The Magnificent Seven is one of those remakes that didn’t need to happen (because the 1960 version of the same name starring Yul Brynner and Steve McQueen is a classic). But since it did happen, I’m glad it’s nothing like most of the remakes we’ve seen. That is, this at least held up the entertainment end of “mindless entertainment.”
And that’s exactly what The Magnificent Seven is meant to be—an entertaining escape in the form of a rowdy Western shoot ’em up. Sure, the characters are one-dimensional, and the story rushes just so we can get to the climatic battle. But it’s one of those movies where, if you don’t look too closely at it, you’ll have a good time.
Set in 1879, the good people of Rose Creek (a small fictional town which I believe is supposed to be somewhere in the Southwest) are being forced out of their homes by industrialist Bartholomew Bogue (Peter Sarsgaard). After Bogue kills several leaders in the town, young widow Emma Cullen (Haley Bennett) sets out to find hired guns to help Rose Creek reclaim their town from Bogue’s men.
And those seven hired guns are bounty hunter Sam Chisholm (Denzel Washington), gambler Josh Faraday (Chris Pratt), Mexican outlaw Vasquez (Manuel Garcia-Rulfo), sharpshooter Goodnight Robicheaux (Ethan Hawke), assassin Billy Rocks (Byung-hun Lee), mountain man and tracker Jack Horne (Vincent D’Onofrio), and Comanche warrior Red Harvest (Martin Sensmeier).
One of the best parts about The Magnificent Seven is its diverse cast, which is a far cry from the blatant racism and stereotyping in the 1960 film (i.e., when Eli Wallach played a Mexican bandit in brown face). But the bad news is they aren’t given the chance to really develop their characters and their characters’ relationships beyond their one-note attributes. Hell, most of them barely speak.
Of course, Chisholm got more of a backstory than the others, which makes sense since he’s the leader. And also because everyone came to see this for Denzel (with a side helping of Chris Pratt). But the backstory weakly ties him to Bogue and doesn’t add to the good guys vs. bad guys tension. It feels like a last-minute reveal to give Chisholm justified revenge. This is what I mean by one-dimensional characters and a rushed story. There’s no question who’s good and who’s bad because screw character arcs…we have shit to blow up!
Thank god the blowing shit up part is cool because, otherwise, this whole movie would be a waste of time. I swear the climax (i.e., the shootout between the seven and Bogue’s army) lasts 30 minutes. Okay, it’s not that long, but it feels that long. And I understand why director Antoine Fuqua and writers Richard Wenk and Nic Pizzolatto wanted to rush everything to get to that point. It’s exciting, and it’s the only time where you can actually feel the tension.
So there you go. It’s not a smart movie, and it’s definitely an unnecessary remake.
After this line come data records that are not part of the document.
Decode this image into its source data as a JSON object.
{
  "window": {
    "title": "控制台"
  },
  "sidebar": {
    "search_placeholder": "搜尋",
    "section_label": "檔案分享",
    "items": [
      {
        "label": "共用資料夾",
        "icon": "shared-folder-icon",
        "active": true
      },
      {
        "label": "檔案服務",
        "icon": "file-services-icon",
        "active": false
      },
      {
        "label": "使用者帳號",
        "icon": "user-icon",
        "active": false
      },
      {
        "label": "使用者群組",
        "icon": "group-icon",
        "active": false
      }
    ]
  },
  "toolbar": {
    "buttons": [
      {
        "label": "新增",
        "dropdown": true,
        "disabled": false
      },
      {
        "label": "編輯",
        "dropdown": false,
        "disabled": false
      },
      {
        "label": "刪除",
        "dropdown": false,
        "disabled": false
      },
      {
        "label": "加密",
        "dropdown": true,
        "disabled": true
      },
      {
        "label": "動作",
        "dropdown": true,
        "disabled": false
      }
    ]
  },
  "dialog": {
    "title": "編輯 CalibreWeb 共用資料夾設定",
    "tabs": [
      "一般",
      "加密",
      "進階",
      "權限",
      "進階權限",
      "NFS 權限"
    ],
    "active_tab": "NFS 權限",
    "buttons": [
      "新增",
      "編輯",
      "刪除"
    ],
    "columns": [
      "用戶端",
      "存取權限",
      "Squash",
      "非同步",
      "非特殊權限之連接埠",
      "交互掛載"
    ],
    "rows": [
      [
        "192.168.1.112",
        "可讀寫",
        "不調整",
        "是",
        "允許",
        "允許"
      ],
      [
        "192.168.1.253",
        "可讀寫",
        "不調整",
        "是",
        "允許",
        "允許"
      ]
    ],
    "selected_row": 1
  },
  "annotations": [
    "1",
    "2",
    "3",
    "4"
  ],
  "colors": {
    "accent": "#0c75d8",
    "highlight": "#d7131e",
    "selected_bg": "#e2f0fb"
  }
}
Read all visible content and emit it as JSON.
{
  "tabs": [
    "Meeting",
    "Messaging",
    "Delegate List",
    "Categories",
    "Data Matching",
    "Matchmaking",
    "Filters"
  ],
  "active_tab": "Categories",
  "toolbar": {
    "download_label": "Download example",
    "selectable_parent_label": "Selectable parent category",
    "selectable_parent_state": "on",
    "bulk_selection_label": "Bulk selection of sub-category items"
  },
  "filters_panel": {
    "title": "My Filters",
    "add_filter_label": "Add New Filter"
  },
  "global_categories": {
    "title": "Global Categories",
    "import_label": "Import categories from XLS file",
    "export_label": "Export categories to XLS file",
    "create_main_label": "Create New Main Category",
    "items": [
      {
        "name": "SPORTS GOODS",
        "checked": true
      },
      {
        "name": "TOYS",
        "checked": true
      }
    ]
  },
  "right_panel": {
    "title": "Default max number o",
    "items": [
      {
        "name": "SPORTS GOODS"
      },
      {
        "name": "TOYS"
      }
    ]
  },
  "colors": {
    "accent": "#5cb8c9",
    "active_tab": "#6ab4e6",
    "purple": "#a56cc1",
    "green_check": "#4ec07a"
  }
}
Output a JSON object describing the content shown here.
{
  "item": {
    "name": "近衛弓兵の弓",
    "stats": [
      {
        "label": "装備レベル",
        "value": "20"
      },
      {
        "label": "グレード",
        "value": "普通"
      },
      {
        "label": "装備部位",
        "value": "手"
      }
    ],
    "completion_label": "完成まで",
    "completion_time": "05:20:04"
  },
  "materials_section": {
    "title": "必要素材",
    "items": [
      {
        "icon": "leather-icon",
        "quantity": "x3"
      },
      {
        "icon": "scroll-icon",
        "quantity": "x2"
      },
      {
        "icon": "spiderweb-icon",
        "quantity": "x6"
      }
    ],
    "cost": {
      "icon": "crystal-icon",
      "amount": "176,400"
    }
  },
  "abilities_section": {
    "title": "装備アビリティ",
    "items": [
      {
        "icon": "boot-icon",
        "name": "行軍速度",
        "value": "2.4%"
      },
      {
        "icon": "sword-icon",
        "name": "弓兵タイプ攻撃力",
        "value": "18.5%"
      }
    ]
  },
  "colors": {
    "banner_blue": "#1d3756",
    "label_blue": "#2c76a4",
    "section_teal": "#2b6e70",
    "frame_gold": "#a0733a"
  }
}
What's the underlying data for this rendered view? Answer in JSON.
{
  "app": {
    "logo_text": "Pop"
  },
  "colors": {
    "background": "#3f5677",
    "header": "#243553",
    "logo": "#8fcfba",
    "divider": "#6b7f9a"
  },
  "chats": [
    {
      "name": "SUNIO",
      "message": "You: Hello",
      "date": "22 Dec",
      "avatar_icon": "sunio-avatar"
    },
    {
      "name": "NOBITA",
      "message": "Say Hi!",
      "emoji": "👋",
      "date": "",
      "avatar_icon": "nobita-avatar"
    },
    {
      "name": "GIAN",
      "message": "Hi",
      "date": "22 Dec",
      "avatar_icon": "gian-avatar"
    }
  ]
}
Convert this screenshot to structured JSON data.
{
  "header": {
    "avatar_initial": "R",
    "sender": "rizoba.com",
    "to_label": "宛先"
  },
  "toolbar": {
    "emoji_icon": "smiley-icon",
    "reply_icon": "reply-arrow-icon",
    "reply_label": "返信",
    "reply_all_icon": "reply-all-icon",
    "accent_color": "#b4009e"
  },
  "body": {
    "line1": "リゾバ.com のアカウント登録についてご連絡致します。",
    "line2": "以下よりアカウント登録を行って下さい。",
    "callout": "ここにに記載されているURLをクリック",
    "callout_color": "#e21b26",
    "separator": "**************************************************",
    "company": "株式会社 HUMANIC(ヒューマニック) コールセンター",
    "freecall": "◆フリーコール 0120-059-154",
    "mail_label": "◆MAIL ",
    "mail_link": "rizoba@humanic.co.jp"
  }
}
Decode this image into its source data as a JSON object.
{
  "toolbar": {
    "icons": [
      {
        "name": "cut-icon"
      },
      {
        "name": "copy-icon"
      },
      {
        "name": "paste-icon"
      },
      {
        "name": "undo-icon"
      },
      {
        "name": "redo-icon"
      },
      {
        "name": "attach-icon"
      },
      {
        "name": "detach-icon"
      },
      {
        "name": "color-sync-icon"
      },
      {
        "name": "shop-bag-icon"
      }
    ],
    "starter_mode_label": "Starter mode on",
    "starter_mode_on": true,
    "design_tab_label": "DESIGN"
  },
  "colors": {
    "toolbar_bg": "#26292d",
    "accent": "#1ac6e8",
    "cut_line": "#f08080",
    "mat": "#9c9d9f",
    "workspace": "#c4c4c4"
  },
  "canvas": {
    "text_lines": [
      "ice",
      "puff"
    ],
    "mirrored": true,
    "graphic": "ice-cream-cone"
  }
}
But there are guns and horses and chesty women and explosions and what the hell else do you need, right?
The Magnificent Seven: B-
Listen to my review of The Magnificent Seven on “Pat & JT in the Morning” here (at 35:42).